Facing unique challenges, the Branch Elementary engineers stepped up to the plate, meeting every Tuesday and Thursday between 3 p.m. and 6 p.m. and sometimes over the weekend.
“As a parent, I was pleased to see the progress the team made; seeing the technical, research, and interpersonal skill learned. It was impressive seeing these students do so well, especially with no prior programming experience.” said parent, Alexia Svejda.
For her, the lessons taught to the students throughout the program are part of what makes First Lego League so special.
“It gives students the opportunity to work together, not as an athletic team, but an academic one. It even gives them the chance to learn core values such as gracious professionalism,” Svejda said.

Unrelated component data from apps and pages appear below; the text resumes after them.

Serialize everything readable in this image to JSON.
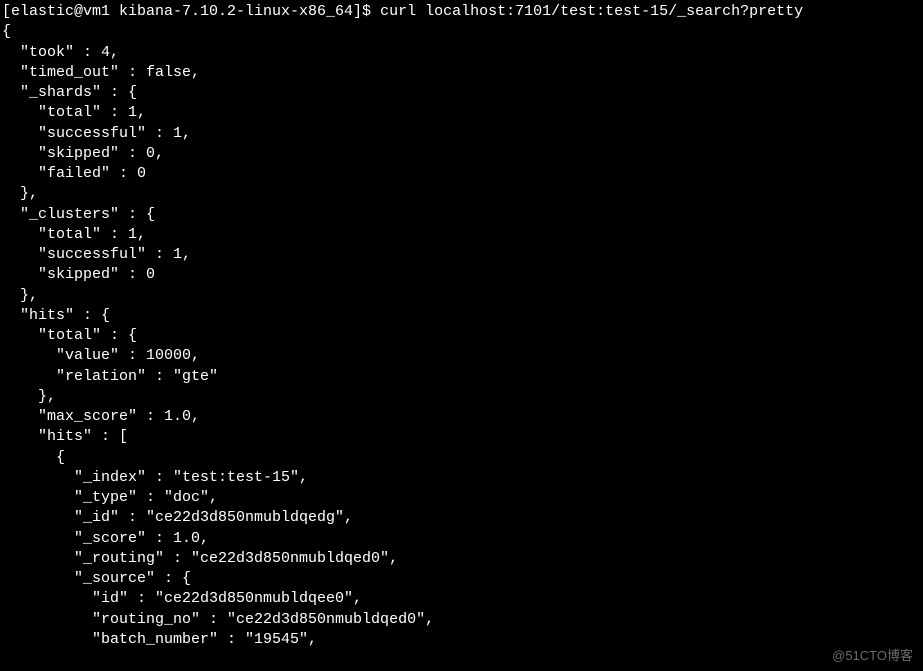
{
  "prompt": {
    "user_host": "[elastic@vm1 kibana-7.10.2-linux-x86_64]$ ",
    "command": "curl localhost:7101/test:test-15/_search?pretty"
  },
  "output": {
    "lines": [
      "{",
      "  \"took\" : 4,",
      "  \"timed_out\" : false,",
      "  \"_shards\" : {",
      "    \"total\" : 1,",
      "    \"successful\" : 1,",
      "    \"skipped\" : 0,",
      "    \"failed\" : 0",
      "  },",
      "  \"_clusters\" : {",
      "    \"total\" : 1,",
      "    \"successful\" : 1,",
      "    \"skipped\" : 0",
      "  },",
      "  \"hits\" : {",
      "    \"total\" : {",
      "      \"value\" : 10000,",
      "      \"relation\" : \"gte\"",
      "    },",
      "    \"max_score\" : 1.0,",
      "    \"hits\" : [",
      "      {",
      "        \"_index\" : \"test:test-15\",",
      "        \"_type\" : \"doc\",",
      "        \"_id\" : \"ce22d3d850nmubldqedg\",",
      "        \"_score\" : 1.0,",
      "        \"_routing\" : \"ce22d3d850nmubldqed0\",",
      "        \"_source\" : {",
      "          \"id\" : \"ce22d3d850nmubldqee0\",",
      "          \"routing_no\" : \"ce22d3d850nmubldqed0\",",
      "          \"batch_number\" : \"19545\","
    ]
  },
  "watermark": "@51CTO博客"
}
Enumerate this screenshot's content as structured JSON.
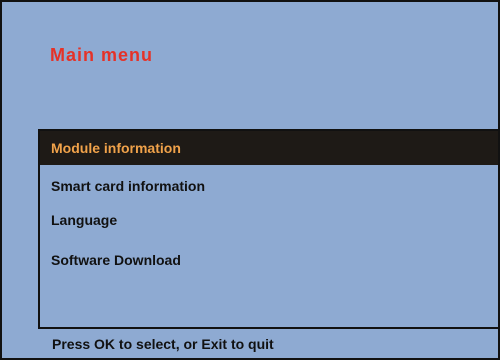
{
  "title": "Main menu",
  "menu": {
    "items": [
      {
        "label": "Module information",
        "selected": true
      },
      {
        "label": "Smart card information",
        "selected": false
      },
      {
        "label": "Language",
        "selected": false
      },
      {
        "label": "Software Download",
        "selected": false
      }
    ]
  },
  "hint": "Press OK to select, or Exit to quit",
  "colors": {
    "background": "#8eaad2",
    "title": "#e53228",
    "selected_bg": "#1e1a16",
    "selected_text": "#f0a24a",
    "text": "#111111"
  }
}
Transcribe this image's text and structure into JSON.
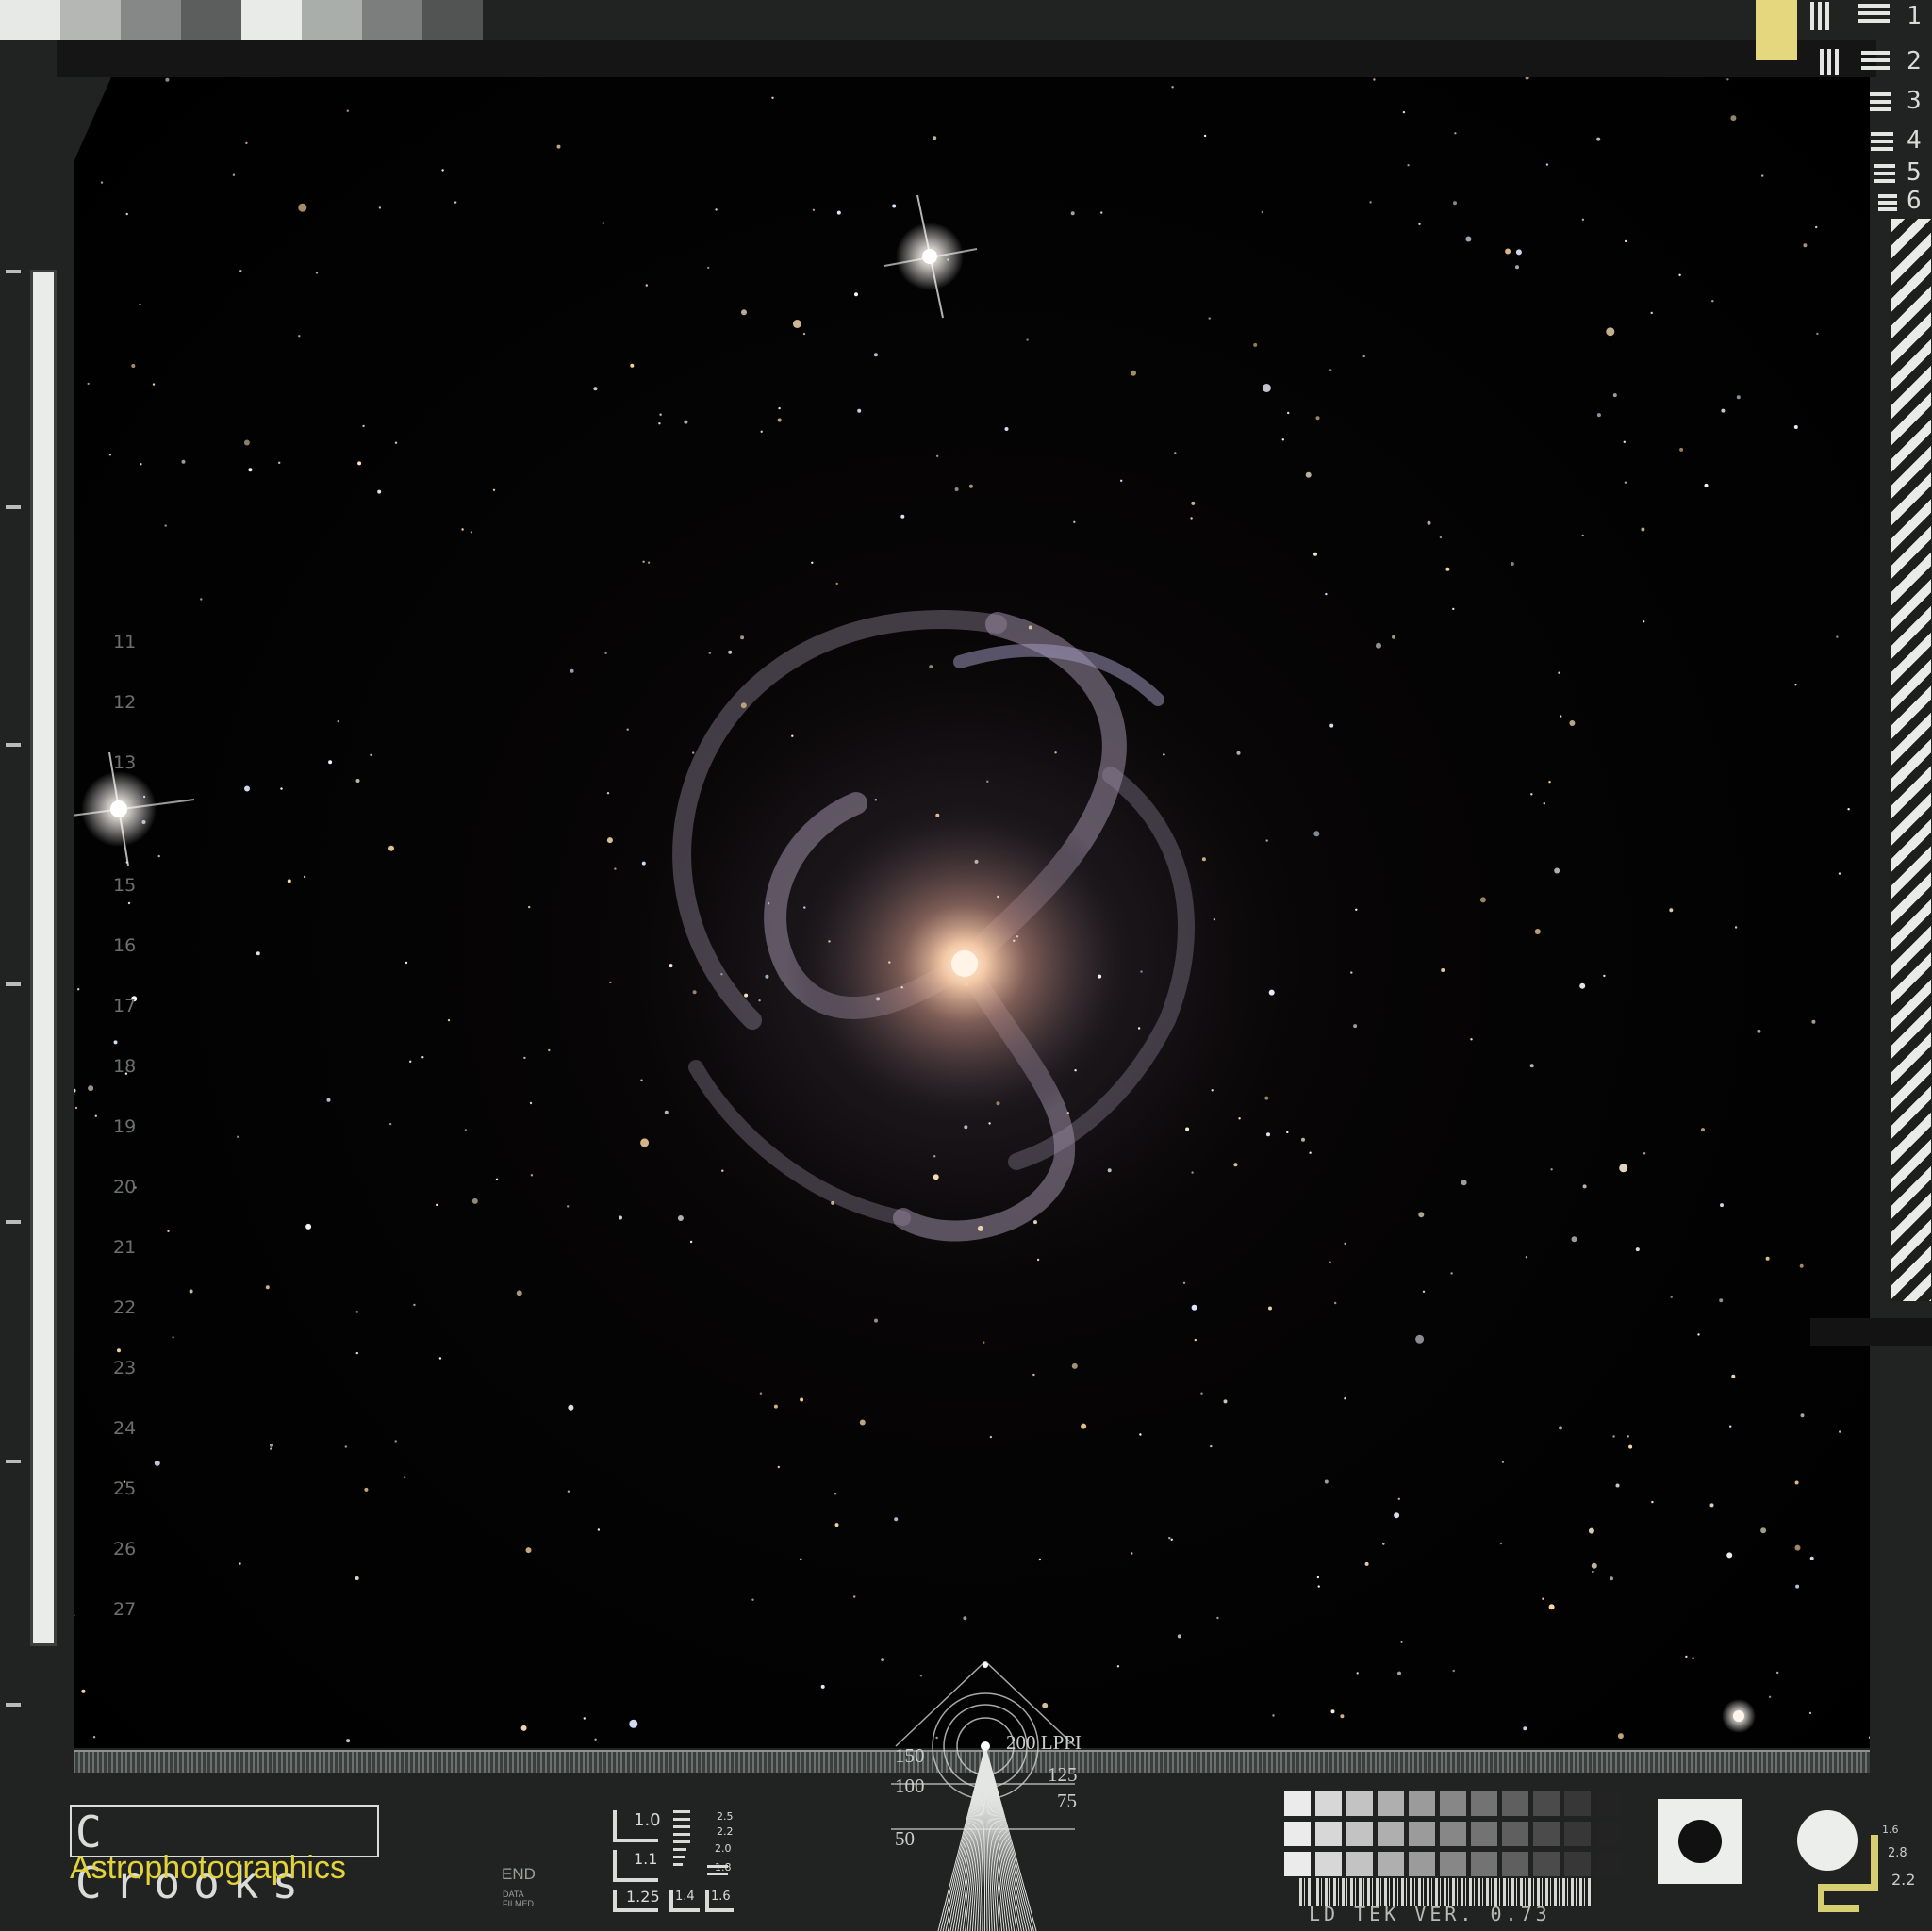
{
  "top_calibration": {
    "patches": [
      "#e7e9e7",
      "#b4b7b4",
      "#858886",
      "#5b5e5c",
      "#e9ebe9",
      "#aaaeab",
      "#7b7e7c",
      "#515452"
    ]
  },
  "resolution_chart": {
    "labels": [
      "1",
      "2",
      "3",
      "4",
      "5",
      "6"
    ],
    "accent": "#e4d77d"
  },
  "scale_labels": [
    "11",
    "12",
    "13",
    "15",
    "16",
    "17",
    "18",
    "19",
    "20",
    "21",
    "22",
    "23",
    "24",
    "25",
    "26",
    "27"
  ],
  "logo": {
    "line1": "C Crooks",
    "line2": "Astrophotographics",
    "line2_color": "#e3d23a"
  },
  "end_marker": {
    "label": "END",
    "sublabel": "DATA FILMED"
  },
  "lens_chart": {
    "labels": [
      "1.0",
      "1.1",
      "1.25",
      "1.4",
      "1.6",
      "1.8",
      "2.0",
      "2.2",
      "2.5"
    ]
  },
  "lppi_chart": {
    "labels": [
      "150",
      "100",
      "50",
      "200 LPPI",
      "125",
      "75"
    ]
  },
  "version_text": "LD TEK VER. 0.73",
  "corner_labels": [
    "1.6",
    "2.8",
    "2.2"
  ],
  "sky": {
    "galaxy_core_color": "#ffd8b8",
    "galaxy_arm_color": "#b49aaa",
    "background": "#000000"
  }
}
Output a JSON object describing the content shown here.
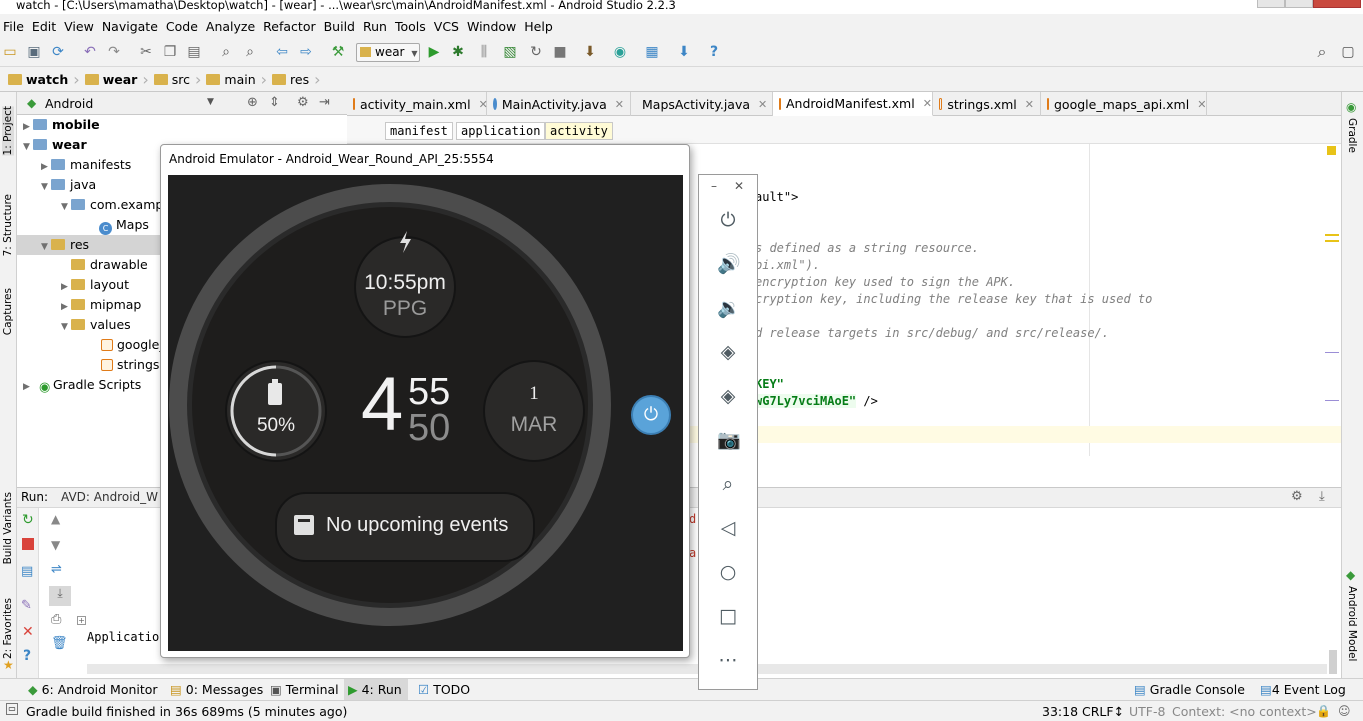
{
  "window_title": "watch - [C:\\Users\\mamatha\\Desktop\\watch] - [wear] - ...\\wear\\src\\main\\AndroidManifest.xml - Android Studio 2.2.3",
  "menu": [
    "File",
    "Edit",
    "View",
    "Navigate",
    "Code",
    "Analyze",
    "Refactor",
    "Build",
    "Run",
    "Tools",
    "VCS",
    "Window",
    "Help"
  ],
  "toolbar": {
    "config": "wear"
  },
  "breadcrumbs": [
    "watch",
    "wear",
    "src",
    "main",
    "res"
  ],
  "project": {
    "view_mode": "Android",
    "tree": [
      {
        "label": "mobile"
      },
      {
        "label": "wear"
      },
      {
        "label": "manifests"
      },
      {
        "label": "java"
      },
      {
        "label": "com.examp"
      },
      {
        "label": "Maps"
      },
      {
        "label": "res"
      },
      {
        "label": "drawable"
      },
      {
        "label": "layout"
      },
      {
        "label": "mipmap"
      },
      {
        "label": "values"
      },
      {
        "label": "google_"
      },
      {
        "label": "strings.x"
      },
      {
        "label": "Gradle Scripts"
      }
    ]
  },
  "left_strip": {
    "project": "1: Project",
    "structure": "7: Structure",
    "captures": "Captures",
    "variants": "Build Variants",
    "favorites": "2: Favorites"
  },
  "right_strip": {
    "gradle": "Gradle",
    "android_model": "Android Model"
  },
  "tabs": [
    {
      "label": "activity_main.xml"
    },
    {
      "label": "MainActivity.java"
    },
    {
      "label": "MapsActivity.java"
    },
    {
      "label": "AndroidManifest.xml"
    },
    {
      "label": "strings.xml"
    },
    {
      "label": "google_maps_api.xml"
    }
  ],
  "xml_path": [
    "manifest",
    "application",
    "activity"
  ],
  "code": {
    "l1": "ault\">",
    "l2": "s defined as a string resource.",
    "l3": "pi.xml\").",
    "l4": "encryption key used to sign the APK.",
    "l5": "cryption key, including the release key that is used to",
    "l6": "d release targets in src/debug/ and src/release/.",
    "l7": "KEY\"",
    "l8": "wG7Ly7vciMAoE\"",
    "l8b": " />"
  },
  "run": {
    "label": "Run:",
    "config": "AVD: Android_W",
    "frag1": "6)",
    "frag2": "a",
    "output": "Applicatio"
  },
  "emulator": {
    "title": "Android Emulator - Android_Wear_Round_API_25:5554",
    "time": "10:55pm",
    "time_sub": "PPG",
    "battery": "50%",
    "hour": "4",
    "min": "55",
    "sec": "50",
    "day": "1",
    "month": "MAR",
    "events": "No upcoming events"
  },
  "bottom_tabs": [
    "6: Android Monitor",
    "0: Messages",
    "Terminal",
    "4: Run",
    "TODO"
  ],
  "bottom_right": [
    "Gradle Console",
    "4 Event Log"
  ],
  "status": {
    "message": "Gradle build finished in 36s 689ms (5 minutes ago)",
    "position": "33:18",
    "line_sep": "CRLF↕",
    "encoding": "UTF-8",
    "context": "Context: <no context>"
  },
  "colors": {
    "accent": "#4a90c9",
    "folder": "#d9b24c",
    "bg": "#f2f2f2"
  }
}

According to Svejda, her daughter Nadia, age 9, thoroughly enjoyed her experience and often told her mother how “awesome” it was to be a part of the team during full debriefs received during their car rides home.
One of 26 teams competing for nine awards, and playing the role of underdog with a young team and less preparation time than other groups, the engineers from Branch Elementary held their heads high and put their best foot forward during the December competition at Joe Walker Middle School, located in Quartz Hill, Calif.
Successful in their two-and-a-half minute robot game, core values presentation, and project interviews, the young engineers waited to hear from the judges just how productive their efforts were.
The 12-hour day commenced with a stunning announcement – in the first year of competition, Branch Elementary was the recipient of the Project Award.
As the sixth-graders transition to middle school, Team Edwards looks forward to expanding the team, as well as further developing students’ robotics skills and core values.
Bowen attributes the success of this year’s competition to the extensive support he received throughout the robotics season from Branch Elementary staff and parents.
“The principal of Branch Elementary, Kevin Cordes; sixth grade teacher, Kim Cantrell; and all the parents were absolutely critical in the success of the program. It never would have happened without them. I look forward to the coming years where we can continue the tradition of success,” said Bowen.
For more information about program participation, contact Mickey Bowen at (661) 277-7828.